“Virtually every one of my [AFT] members is dealing with student debt, whether it is herself or whether it is her family,” said Weingarten, describing one member whose Social Security payments have been garnished, and others who have chased after debt relief only to be misled and denied by student loan servicers. “We have a crisis here of immense proportions,” she said.
“It was literally easier for me to become the youngest woman elected Congress than it is to pay off my student loan debt,” said Ocasio-Cortez.
Sanders’ proposal not only would alleviate pressure on borrowers, it would improve the entire economy, he said, citing a recent study indicating that canceling all student debt would add an estimated $1 trillion to the economy over the next decade and create 1.5 million jobs.
The plan would be paid for by a tax on Wall Street speculations. “Ten years ago the United States government bailed out Wall Street after their greed, their recklessness and their illegal behavior drove us into the worst recession in modern history,” said Sanders. “Today the major Wall Street banks are larger than ever, their profits are soaring and their CEOs receive huge compensation packages.

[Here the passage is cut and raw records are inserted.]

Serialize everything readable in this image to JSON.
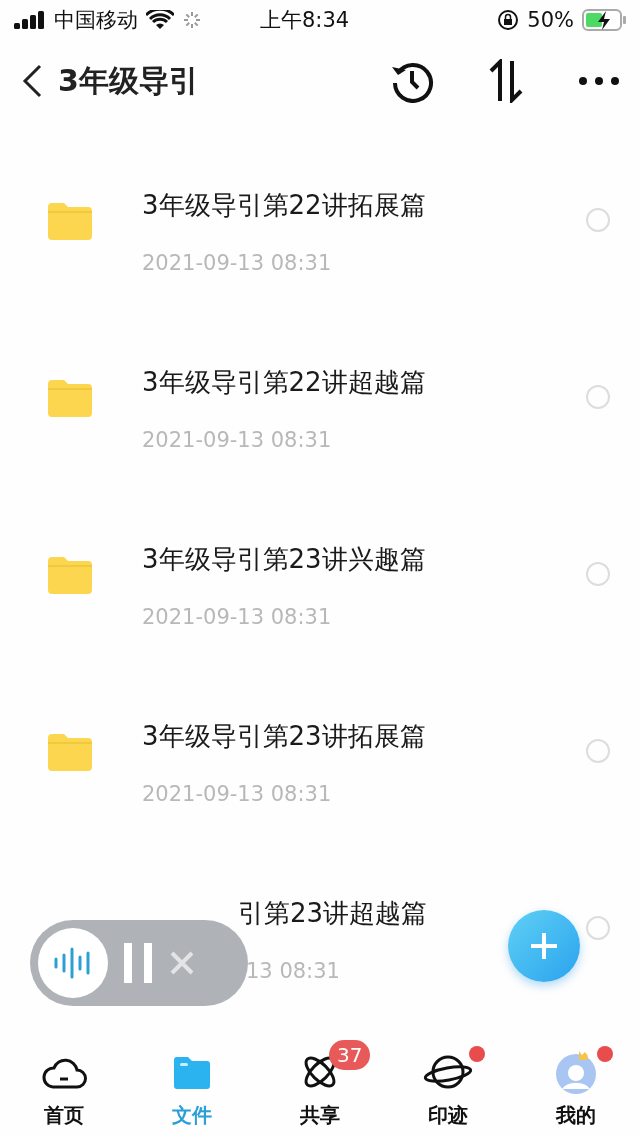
{
  "status_bar": {
    "carrier": "中国移动",
    "time": "上午8:34",
    "battery": "50%"
  },
  "header": {
    "title": "3年级导引"
  },
  "files": [
    {
      "kind": "folder",
      "name": "3年级导引第22讲拓展篇",
      "date": "2021-09-13 08:31",
      "selected": false
    },
    {
      "kind": "folder",
      "name": "3年级导引第22讲超越篇",
      "date": "2021-09-13 08:31",
      "selected": false
    },
    {
      "kind": "folder",
      "name": "3年级导引第23讲兴趣篇",
      "date": "2021-09-13 08:31",
      "selected": false
    },
    {
      "kind": "folder",
      "name": "3年级导引第23讲拓展篇",
      "date": "2021-09-13 08:31",
      "selected": false
    },
    {
      "kind": "covered",
      "name": "引第23讲超越篇",
      "date": "13 08:31",
      "selected": false
    }
  ],
  "tabs": [
    {
      "kind": "home",
      "label": "首页",
      "selected": false
    },
    {
      "kind": "files",
      "label": "文件",
      "selected": true
    },
    {
      "kind": "share",
      "label": "共享",
      "selected": false,
      "badge": "37"
    },
    {
      "kind": "trace",
      "label": "印迹",
      "selected": false,
      "dot": true
    },
    {
      "kind": "me",
      "label": "我的",
      "selected": false,
      "dot": true
    }
  ]
}
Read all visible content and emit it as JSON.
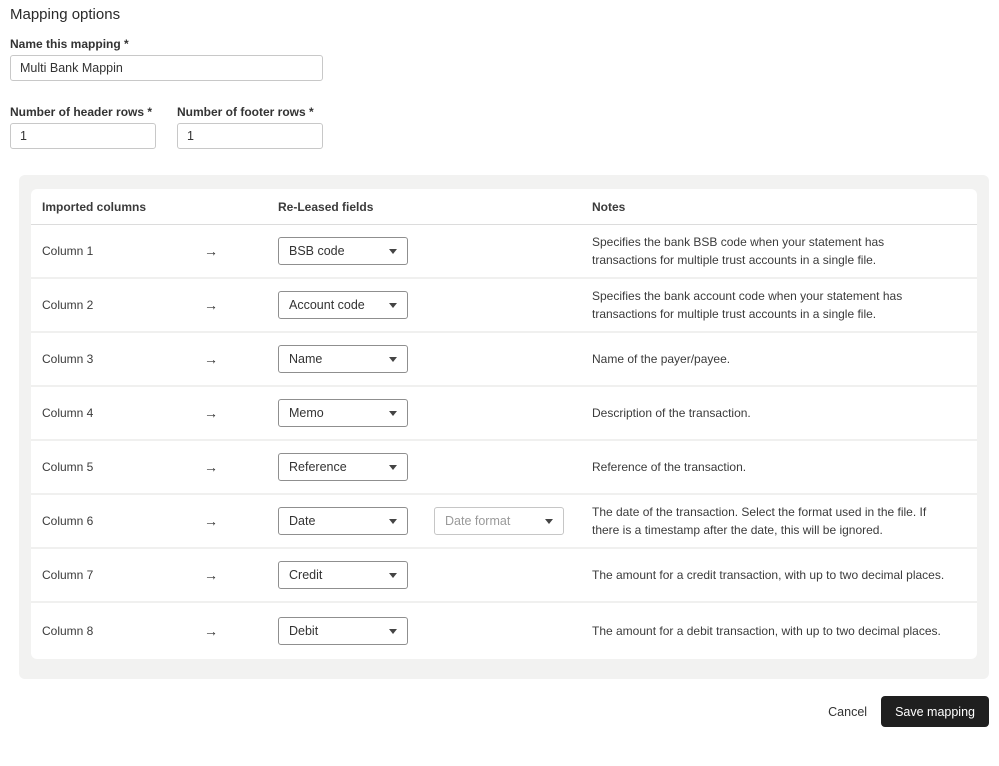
{
  "page_title": "Mapping options",
  "form": {
    "name_label": "Name this mapping *",
    "name_value": "Multi Bank Mappin",
    "header_rows_label": "Number of header rows *",
    "header_rows_value": "1",
    "footer_rows_label": "Number of footer rows *",
    "footer_rows_value": "1"
  },
  "table": {
    "headers": {
      "imported_columns": "Imported columns",
      "fields": "Re-Leased fields",
      "notes": "Notes"
    },
    "arrow_icon": "→",
    "rows": [
      {
        "column": "Column 1",
        "field": "BSB code",
        "note": "Specifies the bank BSB code when your statement has transactions for multiple trust accounts in a single file."
      },
      {
        "column": "Column 2",
        "field": "Account code",
        "note": "Specifies the bank account code when your statement has transactions for multiple trust accounts in a single file."
      },
      {
        "column": "Column 3",
        "field": "Name",
        "note": "Name of the payer/payee."
      },
      {
        "column": "Column 4",
        "field": "Memo",
        "note": "Description of the transaction."
      },
      {
        "column": "Column 5",
        "field": "Reference",
        "note": "Reference of the transaction."
      },
      {
        "column": "Column 6",
        "field": "Date",
        "format_placeholder": "Date format",
        "note": "The date of the transaction. Select the format used in the file. If there is a timestamp after the date, this will be ignored."
      },
      {
        "column": "Column 7",
        "field": "Credit",
        "note": "The amount for a credit transaction, with up to two decimal places."
      },
      {
        "column": "Column 8",
        "field": "Debit",
        "note": "The amount for a debit transaction, with up to two decimal places."
      }
    ]
  },
  "footer": {
    "cancel_label": "Cancel",
    "save_label": "Save mapping"
  },
  "colors": {
    "panel_bg": "#f2f2f1",
    "save_button_bg": "#1f1f1f",
    "text": "#3b3b3b",
    "dropdown_border": "#8f8f8f",
    "placeholder_text": "#9a9a9a"
  }
}
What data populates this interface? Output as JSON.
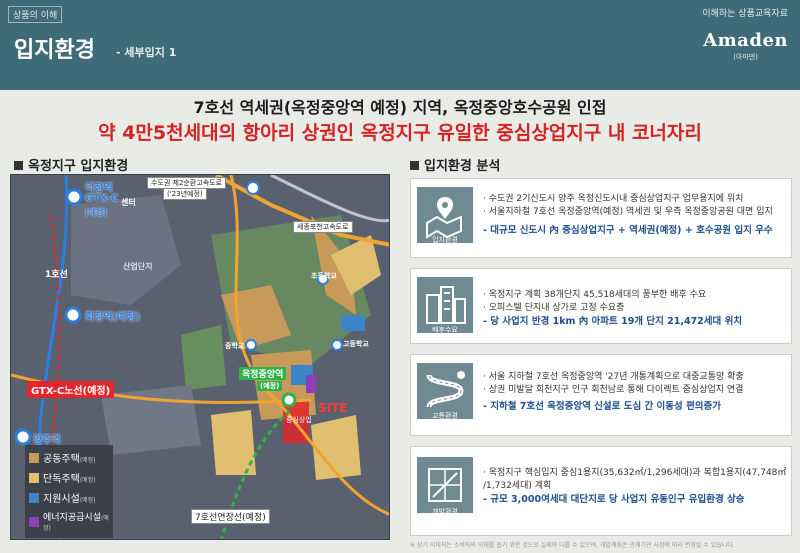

Our proposal, which costs $2.2 trillion over 10 years, will be fully paid for by a tax on Wall Street speculation similar to what exists in dozens of countries around the world.
“The American people bailed out Wall Street; now it is time for Wall Street to come to the aid of the middle class.”
The money is there, the speakers implied: “America does not suffer from scarcity, it suffers from greed,” said Omar. Weingarten agreed, pointing out the unfairness of an expensive Wall Street bailout occurring at the same time states cut back on their education spending. “We have 41 states in this country that spend less on public education than they did before the recession,” she said.
As a result, “we’ve got millions and millions of families in this country who are struggling with outrageous levels of student debt,” said Sanders. “This [proposal] is for those families, this is for those young people, this is for the economy and this is for justice.”